Intense erosion by wind-blown sand is apparent in some of the rocks as fluting, parallel grooves and severe abrasion. We see similar markings on boulders subjected to steady, same-direction winds here on Earth. We’ve all noticed trees that grow bent in one direction from prevailing winds, often from the west. Steady, uni-directional winds leave their mark in many ways.
Scientists hypothesize that Mars was much warmer and wetter several billion years ago. Rivers likely coursed across its surface including the now dry Peace Vallis, an ancient stream that winds down the wall of Gale Crater where Curiosity sits. Over geologic time, flowing river watercourses and lapping waves from lakes or oceans erode rocks into sand and clay. When the rivers went dry, sand would have been picked up by the whistling Martian winds and blown across the landscape, abrading rocks. By studying erosion patterns in the boulders pictured, scientists can learn something about the prevailing winds of the planet’s long-ago climate.
How old are the grooves and pits we’re seeing? Hard to say without further study, but using the meteorology instruments on Curiosity, scientists can compare current wind speeds and wind direction with that inferred from the rocks to see whether they’re related or not.
Even though “they’re only rocks” it’s satisfying to get one’s nose right into the Martian landscape. They photos are high enough quality it’s not hard to imagine being there provided you bundle up. Although it’s still late winter at Gale Crater, air temperatures as measured by Curiosity’s Remote Environment Monitoring Station (REMS) have passed the freezing mark on more than half of the Martian days. The hottest temperature recorded to date is 43 degrees F, four degrees warmer than my thermometer registered at noon today and warmer than expected for Martian late winter. At this rate highs could reach into the 60s or 70s by summer.
Just make sure you get your rock hunting done in daylight. Temperatures drop rapidly after sundown in the planet’s thin atmosphere, bottoming out around -94 F at dawn at Rocknest.
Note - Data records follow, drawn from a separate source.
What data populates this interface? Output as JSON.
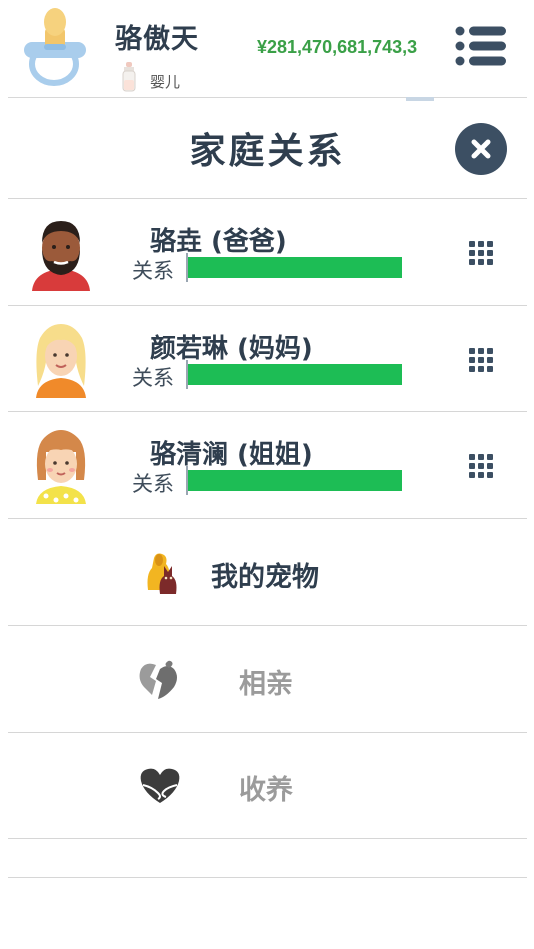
{
  "player": {
    "name": "骆傲天",
    "life_stage": "婴儿",
    "money": "¥281,470,681,743,3"
  },
  "panel": {
    "title": "家庭关系"
  },
  "family": [
    {
      "name": "骆垚 (爸爸)",
      "relationship_label": "关系",
      "relationship_level": 1.0
    },
    {
      "name": "颜若琳 (妈妈)",
      "relationship_label": "关系",
      "relationship_level": 1.0
    },
    {
      "name": "骆清澜 (姐姐)",
      "relationship_label": "关系",
      "relationship_level": 1.0
    }
  ],
  "actions": {
    "pets": "我的宠物",
    "dating": "相亲",
    "adopt": "收养"
  },
  "colors": {
    "text_dark": "#2f3e4e",
    "money_green": "#3aa047",
    "relationship_bar": "#1dbd55",
    "disabled_text": "#9b9b9b",
    "close_button": "#3c4f63"
  }
}
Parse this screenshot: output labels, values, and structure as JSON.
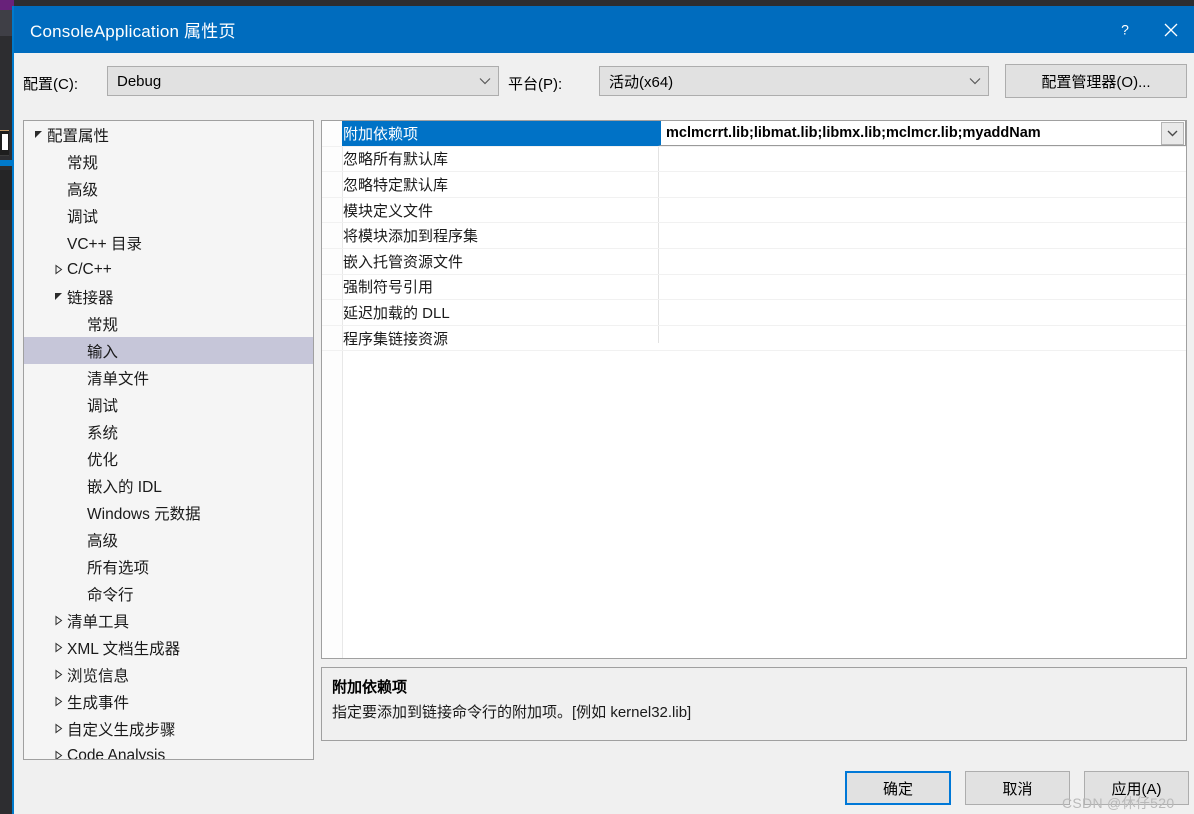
{
  "window": {
    "title": "ConsoleApplication 属性页",
    "help_icon": "?",
    "close_icon": "×",
    "accent_color": "#006cbe",
    "focus_color": "#0078d7"
  },
  "config_bar": {
    "config_label": "配置(C):",
    "config_value": "Debug",
    "platform_label": "平台(P):",
    "platform_value": "活动(x64)",
    "config_manager_button": "配置管理器(O)..."
  },
  "tree": {
    "selected": "输入",
    "selection_color": "#c6c6d9",
    "items": [
      {
        "label": "配置属性",
        "indent": 0,
        "arrow": "expanded"
      },
      {
        "label": "常规",
        "indent": 1,
        "arrow": "none"
      },
      {
        "label": "高级",
        "indent": 1,
        "arrow": "none"
      },
      {
        "label": "调试",
        "indent": 1,
        "arrow": "none"
      },
      {
        "label": "VC++ 目录",
        "indent": 1,
        "arrow": "none"
      },
      {
        "label": "C/C++",
        "indent": 1,
        "arrow": "collapsed"
      },
      {
        "label": "链接器",
        "indent": 1,
        "arrow": "expanded"
      },
      {
        "label": "常规",
        "indent": 2,
        "arrow": "none"
      },
      {
        "label": "输入",
        "indent": 2,
        "arrow": "none",
        "selected": true
      },
      {
        "label": "清单文件",
        "indent": 2,
        "arrow": "none"
      },
      {
        "label": "调试",
        "indent": 2,
        "arrow": "none"
      },
      {
        "label": "系统",
        "indent": 2,
        "arrow": "none"
      },
      {
        "label": "优化",
        "indent": 2,
        "arrow": "none"
      },
      {
        "label": "嵌入的 IDL",
        "indent": 2,
        "arrow": "none"
      },
      {
        "label": "Windows 元数据",
        "indent": 2,
        "arrow": "none"
      },
      {
        "label": "高级",
        "indent": 2,
        "arrow": "none"
      },
      {
        "label": "所有选项",
        "indent": 2,
        "arrow": "none"
      },
      {
        "label": "命令行",
        "indent": 2,
        "arrow": "none"
      },
      {
        "label": "清单工具",
        "indent": 1,
        "arrow": "collapsed"
      },
      {
        "label": "XML 文档生成器",
        "indent": 1,
        "arrow": "collapsed"
      },
      {
        "label": "浏览信息",
        "indent": 1,
        "arrow": "collapsed"
      },
      {
        "label": "生成事件",
        "indent": 1,
        "arrow": "collapsed"
      },
      {
        "label": "自定义生成步骤",
        "indent": 1,
        "arrow": "collapsed"
      },
      {
        "label": "Code Analysis",
        "indent": 1,
        "arrow": "collapsed"
      }
    ]
  },
  "grid": {
    "selection_color": "#0072c6",
    "rows": [
      {
        "name": "附加依赖项",
        "value": "mclmcrrt.lib;libmat.lib;libmx.lib;mclmcr.lib;myaddNam",
        "selected": true,
        "has_dropdown": true
      },
      {
        "name": "忽略所有默认库",
        "value": ""
      },
      {
        "name": "忽略特定默认库",
        "value": ""
      },
      {
        "name": "模块定义文件",
        "value": ""
      },
      {
        "name": "将模块添加到程序集",
        "value": ""
      },
      {
        "name": "嵌入托管资源文件",
        "value": ""
      },
      {
        "name": "强制符号引用",
        "value": ""
      },
      {
        "name": "延迟加载的 DLL",
        "value": ""
      },
      {
        "name": "程序集链接资源",
        "value": ""
      }
    ]
  },
  "description": {
    "title": "附加依赖项",
    "body": "指定要添加到链接命令行的附加项。[例如 kernel32.lib]"
  },
  "buttons": {
    "ok": "确定",
    "cancel": "取消",
    "apply": "应用(A)"
  },
  "watermark": "CSDN @休仔520"
}
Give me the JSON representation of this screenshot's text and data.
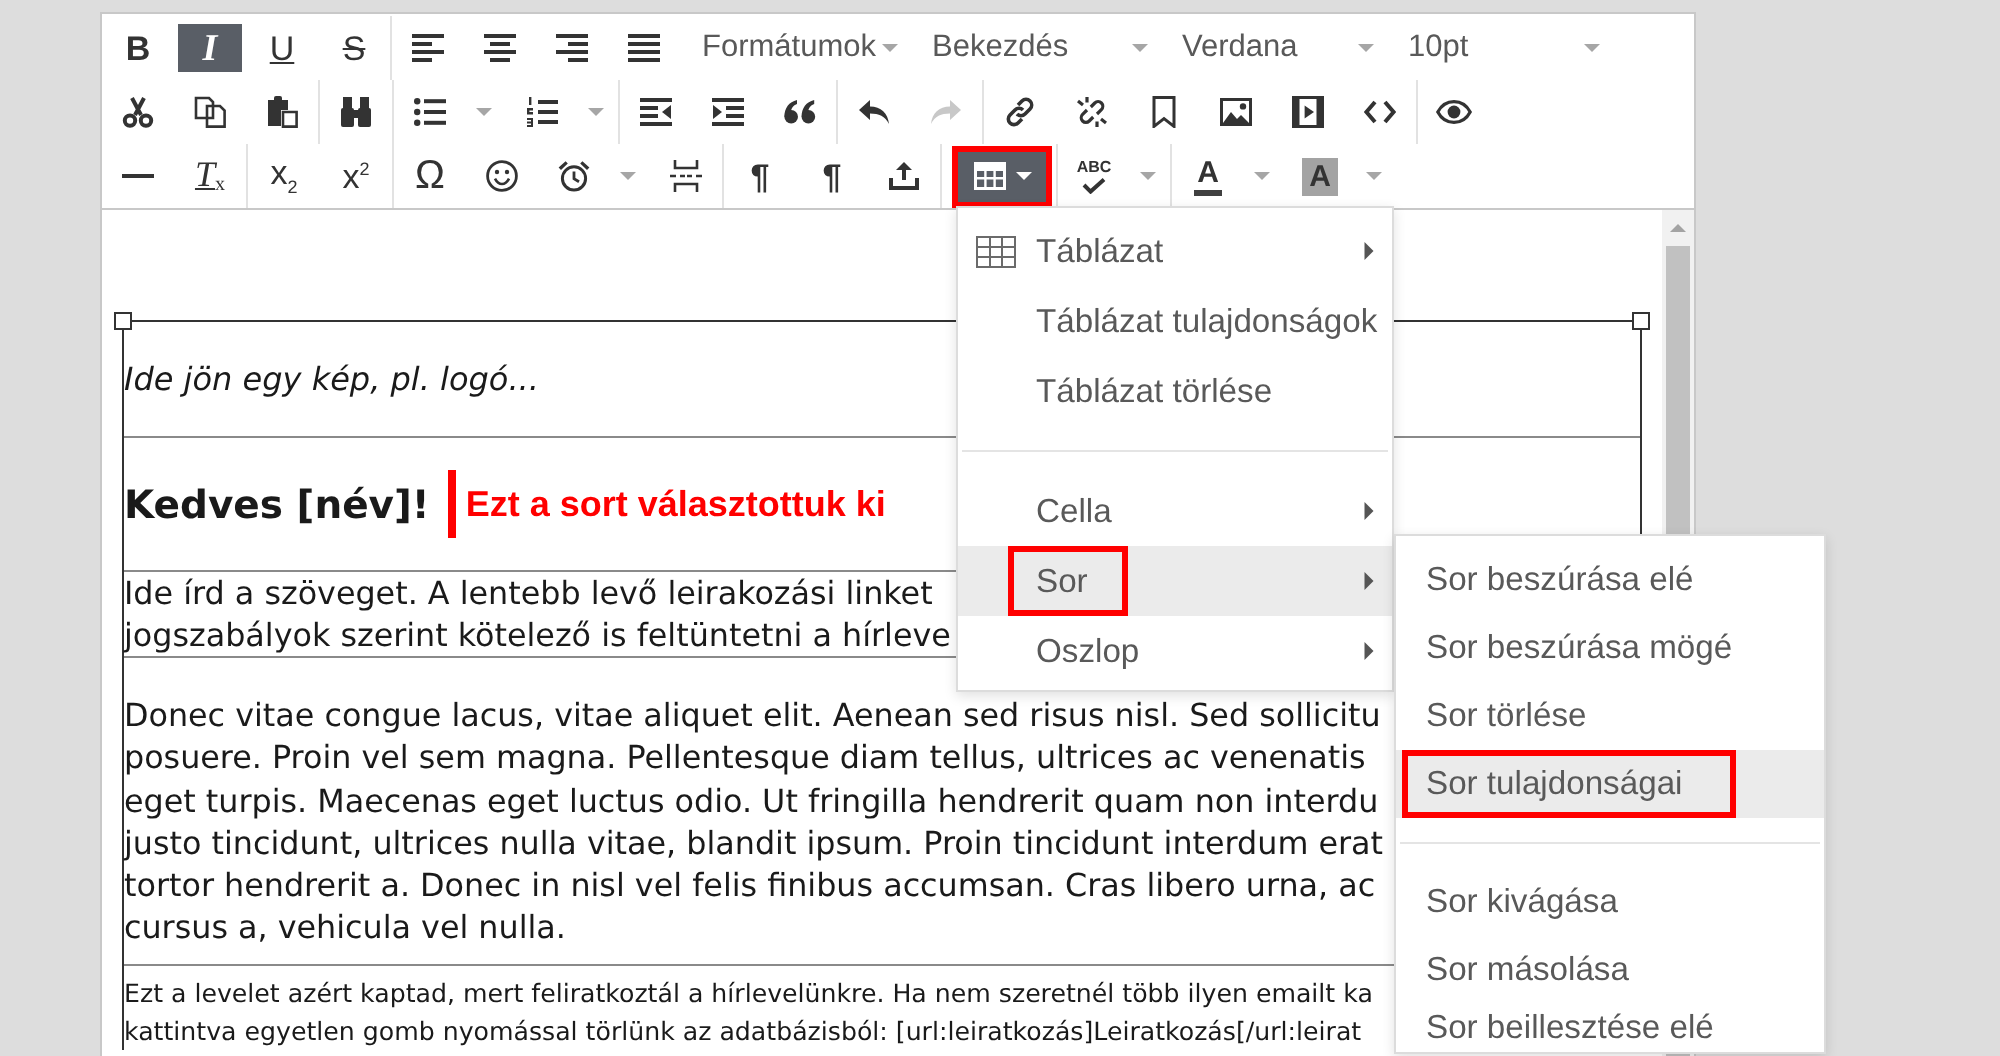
{
  "toolbar": {
    "rows": [
      {
        "groups": [
          [
            {
              "kind": "bold",
              "label": "B",
              "active": false,
              "disabled": false,
              "highlighted": false
            },
            {
              "kind": "italic",
              "label": "I",
              "active": true,
              "disabled": false,
              "highlighted": false
            },
            {
              "kind": "underline",
              "label": "U",
              "active": false,
              "disabled": false,
              "highlighted": false
            },
            {
              "kind": "strike",
              "label": "S",
              "active": false,
              "disabled": false,
              "highlighted": false
            }
          ],
          [
            {
              "kind": "alignleft",
              "active": false,
              "disabled": false,
              "highlighted": false
            },
            {
              "kind": "aligncenter",
              "active": false,
              "disabled": false,
              "highlighted": false
            },
            {
              "kind": "alignright",
              "active": false,
              "disabled": false,
              "highlighted": false
            },
            {
              "kind": "justify",
              "active": false,
              "disabled": false,
              "highlighted": false
            }
          ]
        ],
        "selects": [
          {
            "value": "Formátumok"
          },
          {
            "value": "Bekezdés"
          },
          {
            "value": "Verdana"
          },
          {
            "value": "10pt"
          }
        ]
      },
      {
        "groups": [
          [
            {
              "kind": "cut",
              "active": false,
              "disabled": false,
              "highlighted": false
            },
            {
              "kind": "copy",
              "active": false,
              "disabled": false,
              "highlighted": false
            },
            {
              "kind": "paste",
              "active": false,
              "disabled": false,
              "highlighted": false
            }
          ],
          [
            {
              "kind": "find",
              "active": false,
              "disabled": false,
              "highlighted": false
            }
          ],
          [
            {
              "kind": "bullets",
              "dropdown": true,
              "active": false,
              "disabled": false,
              "highlighted": false
            },
            {
              "kind": "numbers",
              "dropdown": true,
              "active": false,
              "disabled": false,
              "highlighted": false
            }
          ],
          [
            {
              "kind": "outdent",
              "active": false,
              "disabled": false,
              "highlighted": false
            },
            {
              "kind": "indent",
              "active": false,
              "disabled": false,
              "highlighted": false
            },
            {
              "kind": "quote",
              "active": false,
              "disabled": false,
              "highlighted": false
            }
          ],
          [
            {
              "kind": "undo",
              "active": false,
              "disabled": false,
              "highlighted": false
            },
            {
              "kind": "redo",
              "active": false,
              "disabled": true,
              "highlighted": false
            }
          ],
          [
            {
              "kind": "link",
              "active": false,
              "disabled": false,
              "highlighted": false
            },
            {
              "kind": "unlink",
              "active": false,
              "disabled": false,
              "highlighted": false
            },
            {
              "kind": "bookmark",
              "active": false,
              "disabled": false,
              "highlighted": false
            },
            {
              "kind": "image",
              "active": false,
              "disabled": false,
              "highlighted": false
            },
            {
              "kind": "media",
              "active": false,
              "disabled": false,
              "highlighted": false
            },
            {
              "kind": "code",
              "active": false,
              "disabled": false,
              "highlighted": false
            }
          ],
          [
            {
              "kind": "preview",
              "active": false,
              "disabled": false,
              "highlighted": false
            }
          ]
        ]
      },
      {
        "groups": [
          [
            {
              "kind": "rule",
              "active": false,
              "disabled": false,
              "highlighted": false
            },
            {
              "kind": "clearformat",
              "label": "T$_{x}$",
              "active": false,
              "disabled": false,
              "highlighted": false
            }
          ],
          [
            {
              "kind": "subscript",
              "label": "x$_{2}$",
              "active": false,
              "disabled": false,
              "highlighted": false
            },
            {
              "kind": "superscript",
              "label": "x$^{2}$",
              "active": false,
              "disabled": false,
              "highlighted": false
            }
          ],
          [
            {
              "kind": "symbol",
              "label": "Ω",
              "active": false,
              "disabled": false,
              "highlighted": false
            },
            {
              "kind": "emoji",
              "active": false,
              "disabled": false,
              "highlighted": false
            },
            {
              "kind": "alarm",
              "dropdown": true,
              "active": false,
              "disabled": false,
              "highlighted": false
            },
            {
              "kind": "pagebreak",
              "active": false,
              "disabled": false,
              "highlighted": false
            }
          ],
          [
            {
              "kind": "pilcrow",
              "label": "¶",
              "active": false,
              "disabled": false,
              "highlighted": false
            },
            {
              "kind": "pilcrow",
              "label": "¶",
              "active": false,
              "disabled": false,
              "highlighted": false
            },
            {
              "kind": "insert",
              "active": false,
              "disabled": false,
              "highlighted": false
            }
          ],
          [
            {
              "kind": "table",
              "dropdown": true,
              "active": true,
              "disabled": false,
              "highlighted": true
            }
          ],
          [
            {
              "kind": "spellcheck",
              "label": "ABC",
              "dropdown": true,
              "active": false,
              "disabled": false,
              "highlighted": false
            }
          ],
          [
            {
              "kind": "forecolor",
              "label": "A",
              "dropdown": true,
              "active": false,
              "disabled": false,
              "highlighted": false
            },
            {
              "kind": "backcolor",
              "label": "A",
              "dropdown": true,
              "active": false,
              "disabled": false,
              "highlighted": false
            }
          ]
        ]
      }
    ]
  },
  "document": {
    "table": {
      "rows": [
        {
          "kind": "caption",
          "text": "Ide jön egy kép, pl. logó..."
        },
        {
          "kind": "heading",
          "text": "Kedves [név]!",
          "annotation": "Ezt a sort választottuk ki"
        },
        {
          "kind": "lead",
          "lines": [
            "Ide írd a szöveget. A lentebb levő leirakozási linket",
            "jogszabályok szerint kötelező is feltüntetni a hírleve"
          ]
        },
        {
          "kind": "body",
          "lines": [
            "Donec vitae congue lacus, vitae aliquet elit. Aenean sed risus nisl. Sed sollicitu",
            "posuere. Proin vel sem magna. Pellentesque diam tellus, ultrices ac venenatis",
            "eget turpis. Maecenas eget luctus odio. Ut fringilla hendrerit quam non interdu",
            "justo tincidunt, ultrices nulla vitae, blandit ipsum. Proin tincidunt interdum erat",
            "tortor hendrerit a. Donec in nisl vel felis finibus accumsan. Cras libero urna, ac",
            "cursus a, vehicula vel nulla."
          ]
        },
        {
          "kind": "footer",
          "lines": [
            "Ezt a levelet azért kaptad, mert feliratkoztál a hírlevelünkre. Ha nem szeretnél több ilyen emailt ka",
            "kattintva egyetlen gomb nyomással törlünk az adatbázisból: [url:leiratkozás]Leiratkozás[/url:leirat"
          ]
        }
      ]
    }
  },
  "table_menu": {
    "items": [
      {
        "kind": "icon",
        "label": "Táblázat",
        "submenu": true,
        "selected": false,
        "highlighted": false
      },
      {
        "kind": "text",
        "label": "Táblázat tulajdonságok",
        "submenu": false,
        "selected": false,
        "highlighted": false
      },
      {
        "kind": "text",
        "label": "Táblázat törlése",
        "submenu": false,
        "selected": false,
        "highlighted": false
      },
      {
        "kind": "separator"
      },
      {
        "kind": "text",
        "label": "Cella",
        "submenu": true,
        "selected": false,
        "highlighted": false
      },
      {
        "kind": "text",
        "label": "Sor",
        "submenu": true,
        "selected": true,
        "highlighted": true
      },
      {
        "kind": "text",
        "label": "Oszlop",
        "submenu": true,
        "selected": false,
        "highlighted": false
      }
    ]
  },
  "row_submenu": {
    "items": [
      {
        "kind": "text",
        "label": "Sor beszúrása elé",
        "submenu": false,
        "selected": false,
        "highlighted": false
      },
      {
        "kind": "text",
        "label": "Sor beszúrása mögé",
        "submenu": false,
        "selected": false,
        "highlighted": false
      },
      {
        "kind": "text",
        "label": "Sor törlése",
        "submenu": false,
        "selected": false,
        "highlighted": false
      },
      {
        "kind": "text",
        "label": "Sor tulajdonságai",
        "submenu": false,
        "selected": true,
        "highlighted": true
      },
      {
        "kind": "separator"
      },
      {
        "kind": "text",
        "label": "Sor kivágása",
        "submenu": false,
        "selected": false,
        "highlighted": false
      },
      {
        "kind": "text",
        "label": "Sor másolása",
        "submenu": false,
        "selected": false,
        "highlighted": false
      },
      {
        "kind": "text",
        "label": "Sor beillesztése elé",
        "submenu": false,
        "selected": false,
        "highlighted": false
      }
    ]
  }
}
On Tuesday Oct. 30 starting at 1:30 p.m. (CDT) NASA will host a live media teleconference with the latest update from the Curiosity mission. Hopefully mission science staff will have information on the composition of the first soil sample.